* **GOAL OF THE EXERCISE**
In your copy, leave out all pictures and reproduce every entry exactly.

* **MATERIAL PROVIDED**
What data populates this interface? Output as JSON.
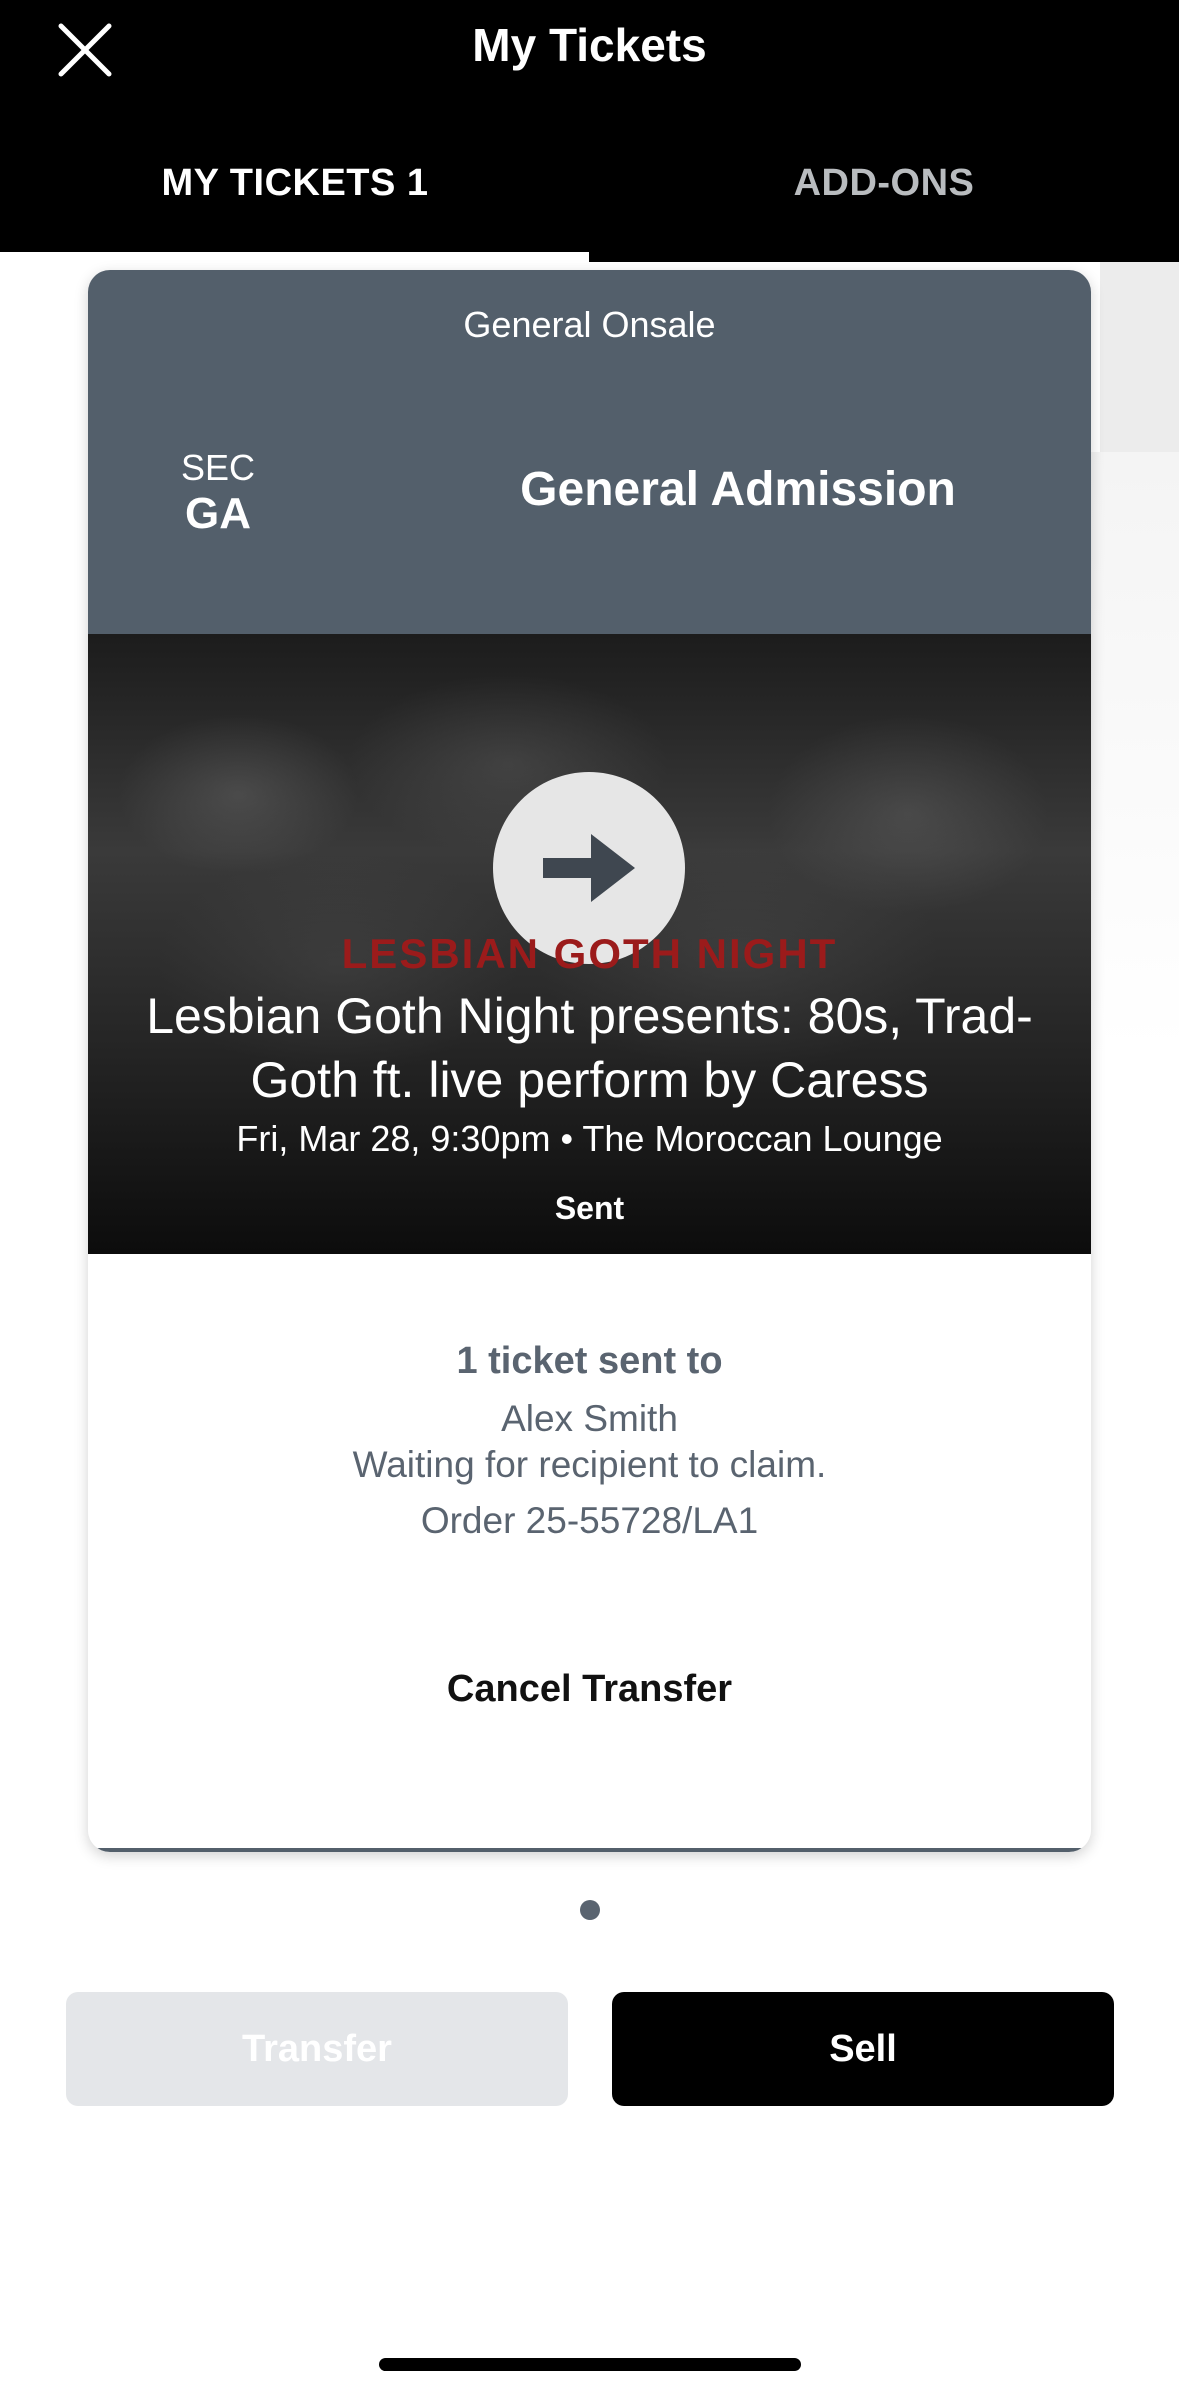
{
  "header": {
    "title": "My Tickets",
    "close_icon": "close-icon"
  },
  "tabs": [
    {
      "label": "MY TICKETS 1",
      "active": true
    },
    {
      "label": "ADD-ONS",
      "active": false
    }
  ],
  "ticket": {
    "onsale_label": "General Onsale",
    "section_label": "SEC",
    "section_value": "GA",
    "admission_type": "General Admission",
    "poster_text": "LESBIAN GOTH NIGHT",
    "event_title": "Lesbian Goth Night presents: 80s, Trad-Goth ft. live perform by Caress",
    "event_meta": "Fri, Mar 28, 9:30pm • The Moroccan Lounge",
    "status": "Sent",
    "sent_count": "1 ticket sent to",
    "recipient": "Alex Smith",
    "waiting_text": "Waiting for recipient to claim.",
    "order": "Order 25-55728/LA1",
    "cancel_label": "Cancel Transfer",
    "play_icon": "arrow-right-icon"
  },
  "pagination": {
    "current": 1,
    "total": 1
  },
  "actions": {
    "transfer_label": "Transfer",
    "sell_label": "Sell"
  },
  "colors": {
    "header_bg": "#000000",
    "card_header_bg": "#535f6b",
    "body_text": "#5a6470",
    "transfer_disabled_bg": "#e4e6e9",
    "sell_bg": "#000000",
    "poster_accent": "#9b1b1b"
  }
}
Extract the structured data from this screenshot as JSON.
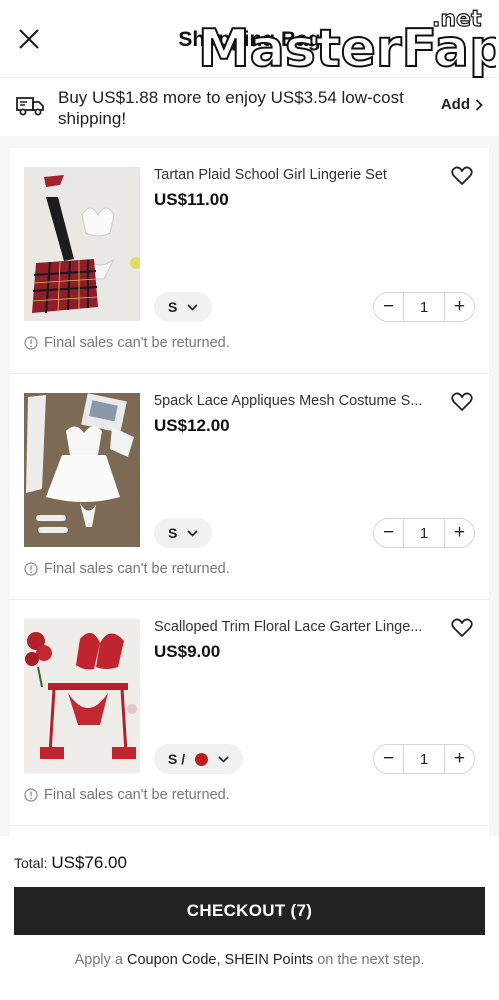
{
  "header": {
    "title": "Shopping Bag",
    "close_icon": "close-icon",
    "watermark_text": "MasterFap",
    "watermark_suffix": ".net"
  },
  "shipping": {
    "icon": "truck-icon",
    "text": "Buy US$1.88 more to enjoy US$3.54 low-cost shipping!",
    "add_label": "Add"
  },
  "items": [
    {
      "title": "Tartan Plaid School Girl Lingerie Set",
      "price": "US$11.00",
      "size": "S",
      "qty": "1",
      "note": "Final sales can't be returned."
    },
    {
      "title": "5pack Lace Appliques Mesh Costume S...",
      "price": "US$12.00",
      "size": "S",
      "qty": "1",
      "note": "Final sales can't be returned."
    },
    {
      "title": "Scalloped Trim Floral Lace Garter Linge...",
      "price": "US$9.00",
      "size": "S /",
      "qty": "1",
      "note": "Final sales can't be returned."
    }
  ],
  "colors": {
    "swatch_red": "#b51f1f",
    "watermark_pink": "#e0149b",
    "button_dark": "#222222"
  },
  "footer": {
    "total_label": "Total:",
    "total_value": "US$76.00",
    "checkout_label": "CHECKOUT (7)",
    "apply_prefix": "Apply a",
    "apply_link": "Coupon Code, SHEIN Points",
    "apply_suffix": "on the next step."
  }
}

* **SOLUTION FOR THIS TASK**
What data populates this interface? Output as JSON.
{
  "header": {
    "title": "My Tickets",
    "close_icon": "close-icon"
  },
  "tabs": [
    {
      "label": "MY TICKETS 1",
      "active": true
    },
    {
      "label": "ADD-ONS",
      "active": false
    }
  ],
  "ticket": {
    "onsale_label": "General Onsale",
    "section_label": "SEC",
    "section_value": "GA",
    "admission_type": "General Admission",
    "poster_text": "LESBIAN GOTH NIGHT",
    "event_title": "Lesbian Goth Night presents: 80s, Trad-Goth ft. live perform by Caress",
    "event_meta": "Fri, Mar 28, 9:30pm • The Moroccan Lounge",
    "status": "Sent",
    "sent_count": "1 ticket sent to",
    "recipient": "Alex Smith",
    "waiting_text": "Waiting for recipient to claim.",
    "order": "Order 25-55728/LA1",
    "cancel_label": "Cancel Transfer",
    "play_icon": "arrow-right-icon"
  },
  "pagination": {
    "current": 1,
    "total": 1
  },
  "actions": {
    "transfer_label": "Transfer",
    "sell_label": "Sell"
  },
  "colors": {
    "header_bg": "#000000",
    "card_header_bg": "#535f6b",
    "body_text": "#5a6470",
    "transfer_disabled_bg": "#e4e6e9",
    "sell_bg": "#000000",
    "poster_accent": "#9b1b1b"
  }
}
Extract the structured data from this screenshot as JSON.
{
  "header": {
    "title": "Shopping Bag",
    "close_icon": "close-icon",
    "watermark_text": "MasterFap",
    "watermark_suffix": ".net"
  },
  "shipping": {
    "icon": "truck-icon",
    "text": "Buy US$1.88 more to enjoy US$3.54 low-cost shipping!",
    "add_label": "Add"
  },
  "items": [
    {
      "title": "Tartan Plaid School Girl Lingerie Set",
      "price": "US$11.00",
      "size": "S",
      "qty": "1",
      "note": "Final sales can't be returned."
    },
    {
      "title": "5pack Lace Appliques Mesh Costume S...",
      "price": "US$12.00",
      "size": "S",
      "qty": "1",
      "note": "Final sales can't be returned."
    },
    {
      "title": "Scalloped Trim Floral Lace Garter Linge...",
      "price": "US$9.00",
      "size": "S /",
      "qty": "1",
      "note": "Final sales can't be returned."
    }
  ],
  "colors": {
    "swatch_red": "#b51f1f",
    "watermark_pink": "#e0149b",
    "button_dark": "#222222"
  },
  "footer": {
    "total_label": "Total:",
    "total_value": "US$76.00",
    "checkout_label": "CHECKOUT (7)",
    "apply_prefix": "Apply a",
    "apply_link": "Coupon Code, SHEIN Points",
    "apply_suffix": "on the next step."
  }
}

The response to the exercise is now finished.